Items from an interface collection
++++
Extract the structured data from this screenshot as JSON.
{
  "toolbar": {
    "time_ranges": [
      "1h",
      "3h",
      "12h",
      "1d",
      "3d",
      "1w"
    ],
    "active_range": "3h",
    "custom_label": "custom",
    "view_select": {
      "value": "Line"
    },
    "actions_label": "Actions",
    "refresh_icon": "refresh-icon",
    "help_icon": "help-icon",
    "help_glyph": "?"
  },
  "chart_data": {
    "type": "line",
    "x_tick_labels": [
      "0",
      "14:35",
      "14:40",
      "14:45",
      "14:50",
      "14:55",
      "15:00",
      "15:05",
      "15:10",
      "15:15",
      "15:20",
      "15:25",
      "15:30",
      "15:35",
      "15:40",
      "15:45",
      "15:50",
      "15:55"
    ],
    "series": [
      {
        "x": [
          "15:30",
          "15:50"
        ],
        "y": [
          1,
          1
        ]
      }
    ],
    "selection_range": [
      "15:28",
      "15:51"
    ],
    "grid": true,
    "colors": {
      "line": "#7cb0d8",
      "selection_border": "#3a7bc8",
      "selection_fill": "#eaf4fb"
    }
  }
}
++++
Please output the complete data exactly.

- Response area
Extract the structured data from this screenshot as JSON.
{
  "toolbar": {
    "time_ranges": [
      "1h",
      "3h",
      "12h",
      "1d",
      "3d",
      "1w"
    ],
    "active_range": "3h",
    "custom_label": "custom",
    "view_select": {
      "value": "Line"
    },
    "actions_label": "Actions",
    "refresh_icon": "refresh-icon",
    "help_icon": "help-icon",
    "help_glyph": "?"
  },
  "chart_data": {
    "type": "line",
    "x_tick_labels": [
      "0",
      "14:35",
      "14:40",
      "14:45",
      "14:50",
      "14:55",
      "15:00",
      "15:05",
      "15:10",
      "15:15",
      "15:20",
      "15:25",
      "15:30",
      "15:35",
      "15:40",
      "15:45",
      "15:50",
      "15:55"
    ],
    "series": [
      {
        "x": [
          "15:30",
          "15:50"
        ],
        "y": [
          1,
          1
        ]
      }
    ],
    "selection_range": [
      "15:28",
      "15:51"
    ],
    "grid": true,
    "colors": {
      "line": "#7cb0d8",
      "selection_border": "#3a7bc8",
      "selection_fill": "#eaf4fb"
    }
  }
}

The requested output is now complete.